What you put into one period of life you want at another. If with ten tons of coal in the tender you keep your locomotive running at sixty miles an hour for the first two hours, you do not expect it to do this for long. Each period of life has its peculiar forces and energies in which it is specially rich. In adolescence the strong points, mental and bodily, are very marked. I shall specially allude to them by-and-by. It is sufficient to say here that they are not thinking or intense repression of all the general energies so as to concentrate them in mental work. This may be done, but the question is, Is it well to do it? Does it make life more complete and happy to do so, looking at life as a whole? A physician, like a philosopher, must look on life from the cradle to the grave, not on one portion of it only, as the educationalist is perforce obliged to do, having nothing to do with it afterward. Like many architects and contractors building our houses for us, they turn out an article finished up to the standard of the time, and then hand it over to you. They never see it again. Its future does not concern them much. I have often proposed that your architect and contractor should be bound to come and look at your house every five years for the first twenty, and should get certain deferred payments at these periods according as the work is standing, and no defects developing. So I would have the educator's reputation depend, not on what he has turned out at twenty-one, but on the result at forty or fifty or sixty. Education is a preparation for the work of life, not a thing that is good in itself. If it has helped life to be healthy, happy, successful, and long, then it has been good; if in any degree it has caused disease, unhappiness, non-success, then it has been bad.

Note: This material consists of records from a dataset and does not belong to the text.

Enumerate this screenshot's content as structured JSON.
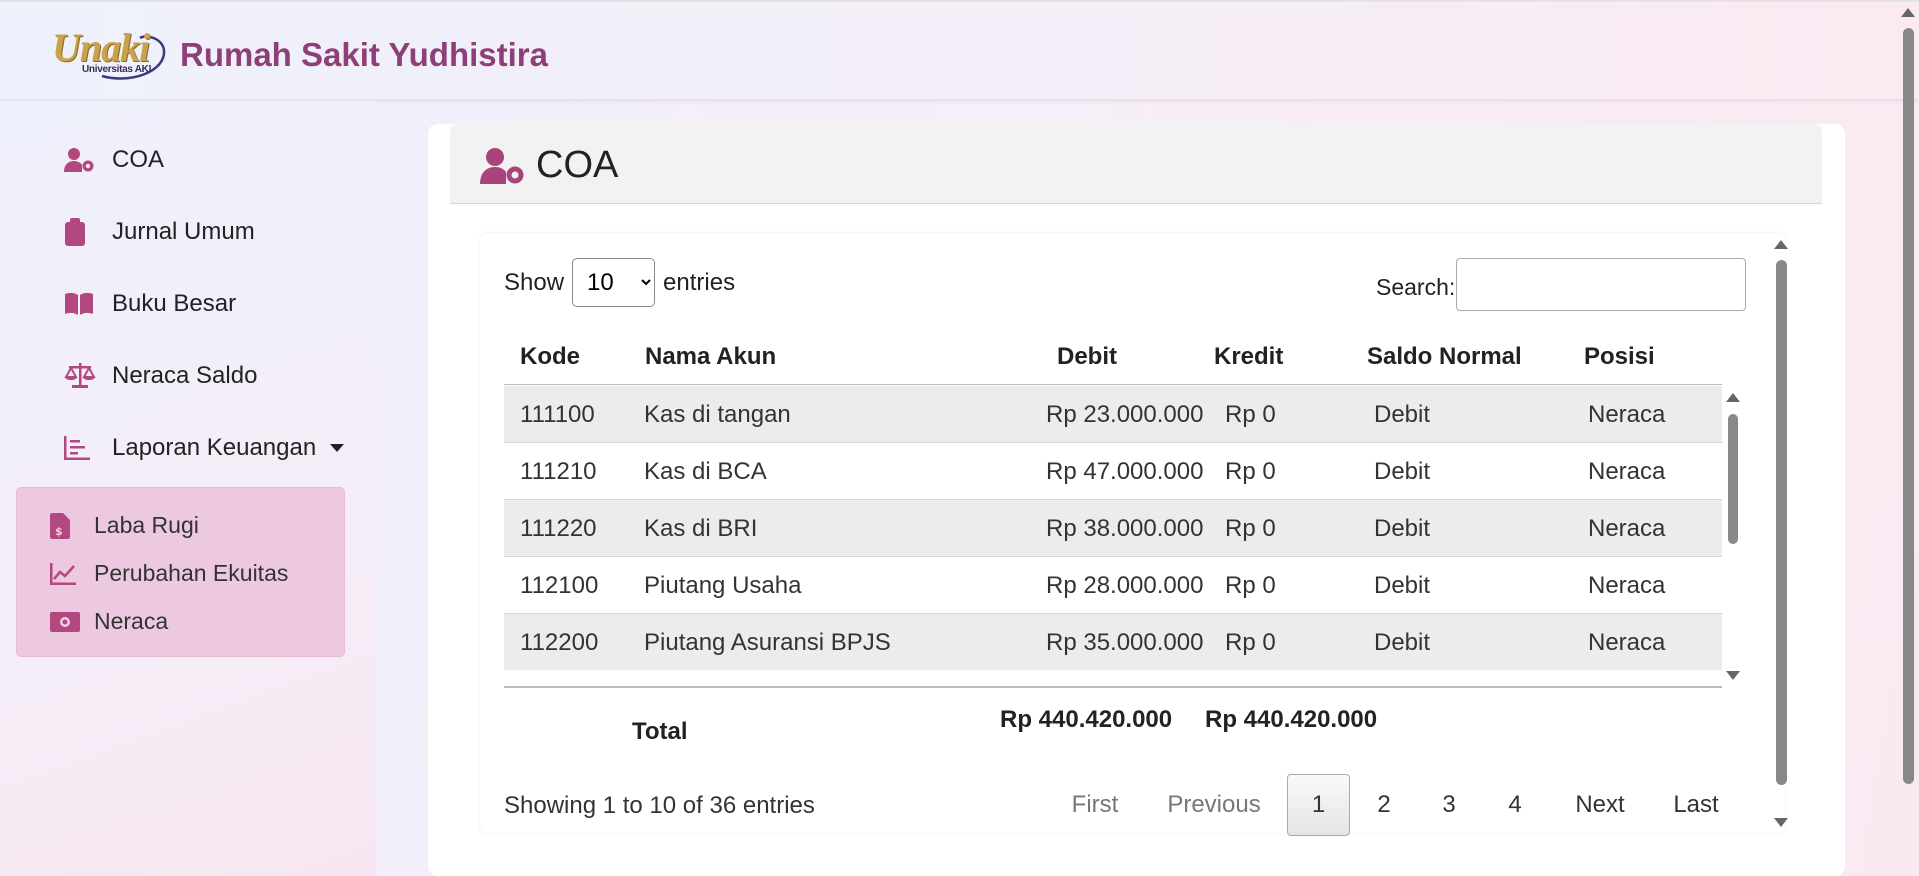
{
  "header": {
    "logo_text": "Unaki",
    "logo_subtext": "Universitas AKI",
    "app_title": "Rumah Sakit Yudhistira"
  },
  "sidebar": {
    "items": [
      {
        "label": "COA",
        "icon": "user-gear-icon"
      },
      {
        "label": "Jurnal Umum",
        "icon": "clipboard-icon"
      },
      {
        "label": "Buku Besar",
        "icon": "book-open-icon"
      },
      {
        "label": "Neraca Saldo",
        "icon": "scale-balanced-icon"
      },
      {
        "label": "Laporan Keuangan",
        "icon": "chart-bar-icon"
      }
    ],
    "submenu": [
      {
        "label": "Laba Rugi",
        "icon": "file-invoice-dollar-icon"
      },
      {
        "label": "Perubahan Ekuitas",
        "icon": "chart-line-icon"
      },
      {
        "label": "Neraca",
        "icon": "money-bill-icon"
      }
    ]
  },
  "page": {
    "title": "COA",
    "title_icon": "user-gear-icon"
  },
  "table_controls": {
    "show_label": "Show",
    "entries_value": "10",
    "entries_options": [
      "10"
    ],
    "entries_label": "entries",
    "search_label": "Search:",
    "search_value": ""
  },
  "table": {
    "columns": [
      "Kode",
      "Nama Akun",
      "Debit",
      "Kredit",
      "Saldo Normal",
      "Posisi"
    ],
    "rows": [
      [
        "111100",
        "Kas di tangan",
        "Rp 23.000.000",
        "Rp 0",
        "Debit",
        "Neraca"
      ],
      [
        "111210",
        "Kas di BCA",
        "Rp 47.000.000",
        "Rp 0",
        "Debit",
        "Neraca"
      ],
      [
        "111220",
        "Kas di BRI",
        "Rp 38.000.000",
        "Rp 0",
        "Debit",
        "Neraca"
      ],
      [
        "112100",
        "Piutang Usaha",
        "Rp 28.000.000",
        "Rp 0",
        "Debit",
        "Neraca"
      ],
      [
        "112200",
        "Piutang Asuransi BPJS",
        "Rp 35.000.000",
        "Rp 0",
        "Debit",
        "Neraca"
      ]
    ],
    "footer": {
      "label": "Total",
      "debit": "Rp 440.420.000",
      "kredit": "Rp 440.420.000"
    }
  },
  "pagination": {
    "info": "Showing 1 to 10 of 36 entries",
    "first": "First",
    "previous": "Previous",
    "pages": [
      "1",
      "2",
      "3",
      "4"
    ],
    "current": "1",
    "next": "Next",
    "last": "Last"
  },
  "colors": {
    "brand": "#8e3f78",
    "icon": "#b2487f",
    "submenu_bg": "#ecc9de"
  }
}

There is another vital fact in the constitution of human nature that needs to be taken into account—at least I for one believe it to be a fact. It is this, that one generation may, by living at high pressure, or under specially unfavorable conditions, exhaust and use up more than its share of energy. That is, it may draw a bill on posterity, and transmit to the next generation not enough to pay it. I believe many of us are now having the benefit of the calm, unexciting, lazy lives of our forefathers of the last generation. They stored up energy for us; now we are using it. The question is, Can we begin at adolescence, work at high pressure, keep this up during our lives (which in that case will be on an average rather short), and yet transmit to our posterity enough vital energy for their needs? How often it has happened, in the history of the world, that people who for generations have exhibited no special energy, blaze out in tremendous bursts of national greatness for a time, and then almost die out! The Tartars under Genghis Khan, the Turks when they overawed Europe, the Arabs when they conquered Spain, are examples. We must take care that this does not happen to us. How often we see a quiet country family, that has for generations led quiet, humdrum lives, suddenly produce